"For example, studies have shown that interventions can change or normalize the altered basal cortisol levels associated with child maltreatment or caregiving disruptions (Cicchetti et al., 2011; Dozier, Peloso, Lewis, Laurenceau, & Levine, 2008; Fisher, Stoolmiller, Gunnar, & Burraston, 2007; Gunnar et al., 2006). Evidence is accumulating to indicate that exercise can play a protective role in dysregulation of the stress system and its potential deleterious effects (Erickson et al., 2013; Pietropaolo et al., 2008; Tsatsoulis & Fountoulakis, 2006). Exercise is thought to affect both the HPA axis and serotonergic system (Tsatsoulis & Fountoulakis, 2006). "

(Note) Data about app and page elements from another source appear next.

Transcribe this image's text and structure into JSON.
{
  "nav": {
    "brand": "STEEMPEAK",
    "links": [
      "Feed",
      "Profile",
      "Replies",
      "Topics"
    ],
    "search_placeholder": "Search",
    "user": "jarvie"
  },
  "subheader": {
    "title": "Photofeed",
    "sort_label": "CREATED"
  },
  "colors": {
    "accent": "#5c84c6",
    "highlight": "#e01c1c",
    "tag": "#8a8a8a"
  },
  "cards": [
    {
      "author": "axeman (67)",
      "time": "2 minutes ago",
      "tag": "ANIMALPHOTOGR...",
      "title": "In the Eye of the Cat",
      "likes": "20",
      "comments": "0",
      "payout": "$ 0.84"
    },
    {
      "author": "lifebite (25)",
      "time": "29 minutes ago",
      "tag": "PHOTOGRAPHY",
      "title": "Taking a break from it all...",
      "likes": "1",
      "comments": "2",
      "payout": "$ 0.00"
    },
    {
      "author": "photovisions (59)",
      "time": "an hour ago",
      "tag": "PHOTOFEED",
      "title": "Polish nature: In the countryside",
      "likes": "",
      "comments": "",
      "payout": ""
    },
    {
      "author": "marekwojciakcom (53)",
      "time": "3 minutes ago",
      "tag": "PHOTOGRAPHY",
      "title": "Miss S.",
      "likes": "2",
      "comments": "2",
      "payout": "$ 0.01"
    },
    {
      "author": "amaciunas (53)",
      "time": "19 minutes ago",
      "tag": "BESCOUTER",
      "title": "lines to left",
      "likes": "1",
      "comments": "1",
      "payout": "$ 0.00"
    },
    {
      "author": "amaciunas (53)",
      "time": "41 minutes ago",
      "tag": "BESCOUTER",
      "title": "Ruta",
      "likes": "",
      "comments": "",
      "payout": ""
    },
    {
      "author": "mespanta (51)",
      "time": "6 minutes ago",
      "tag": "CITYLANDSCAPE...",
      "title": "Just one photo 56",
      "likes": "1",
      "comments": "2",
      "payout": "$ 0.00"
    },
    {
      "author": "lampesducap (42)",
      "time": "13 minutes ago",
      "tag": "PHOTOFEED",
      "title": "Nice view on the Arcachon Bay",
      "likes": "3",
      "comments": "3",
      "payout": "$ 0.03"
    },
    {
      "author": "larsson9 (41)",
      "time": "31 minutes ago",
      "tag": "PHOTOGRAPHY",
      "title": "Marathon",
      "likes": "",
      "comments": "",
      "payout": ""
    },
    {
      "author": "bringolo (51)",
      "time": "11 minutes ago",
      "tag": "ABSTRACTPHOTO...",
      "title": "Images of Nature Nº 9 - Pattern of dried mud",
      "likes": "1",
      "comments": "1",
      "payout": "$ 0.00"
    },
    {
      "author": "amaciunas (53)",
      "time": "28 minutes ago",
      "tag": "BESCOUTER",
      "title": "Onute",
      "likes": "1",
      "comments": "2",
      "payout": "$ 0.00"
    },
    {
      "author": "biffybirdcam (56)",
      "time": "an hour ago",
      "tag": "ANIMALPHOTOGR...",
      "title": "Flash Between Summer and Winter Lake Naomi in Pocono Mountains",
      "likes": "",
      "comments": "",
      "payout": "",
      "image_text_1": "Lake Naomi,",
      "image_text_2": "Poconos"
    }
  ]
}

[Show abstract][Hide abstract]ABSTRACT: Prenatal alcohol exposure can cause dysregulation of the hypothalamic-pituitary-adrenal (HPA) axis, which may underlie some of the behavioral and adaptive problems seen in individuals with Fetal Alcohol Spectrum Disorders (FASD). Infants prenatally exposed to alcohol show altered basal and post-stress cortisol levels, but it is unknown if this persists beyond 2 years of age. It is also unknown if cortisol levels can be normalized through intervention programs. In this study, we investigated the effects of a physical activity program for children with FASD to determine: 1) if HPA dysregulation persists in school-age children with FASD, and 2) the effect of our program on cortisol levels. Twenty six children (ages 6–14 years) with FASD participated in an 8 week motor skill development program. Salivary cortisol levels were measured in 24 children and compared at 4 time points: before, immediately after, 3 months, and 1 year after program completion. Cortisol levels were also compared to 32 control children to evaluate the long-term effects of prenatal alcohol exposure on HPA regulation. For each time point, saliva was collected on each of 2 days at 3 times in the diurnal cycle: awakening, after school, and just before bedtime. Cortisol levels were significantly higher in the afternoon and at bedtime in children with FASD with confirmed prenatal exposure to high levels of alcohol (alcohol exposure rank 4), compared with Control children or children with FASD with exposure to low or unknown levels of alcohol (alcohol exposure rank 3). The program did not significantly affect cortisol levels in children with FASD as a group. These results provide support for long-term effects of prenatal alcohol exposure on the HPA system in humans, which could increase vulnerability to mental health issues and diseases later in life.KeywordsFetal Alcohol Spectrum Disordercortisolprenatal alcohol exposureHPA axisexercisephysical activityintervention programs
"Female Tg2576 mice show significantly increased plaque burden and overall higher ␤A40 levels than males , and female JNPL3 also exhibit greater pathology than the respective males  . So, on the basis of the above-mentioned findings, it is reasonable to hypothesize that those gender differences in neuropathological progression (and even on the cognitive domain) may contribute to the enhanced cognitive impairment of 3xTgAD females, as observed in the present study and in other reports   . "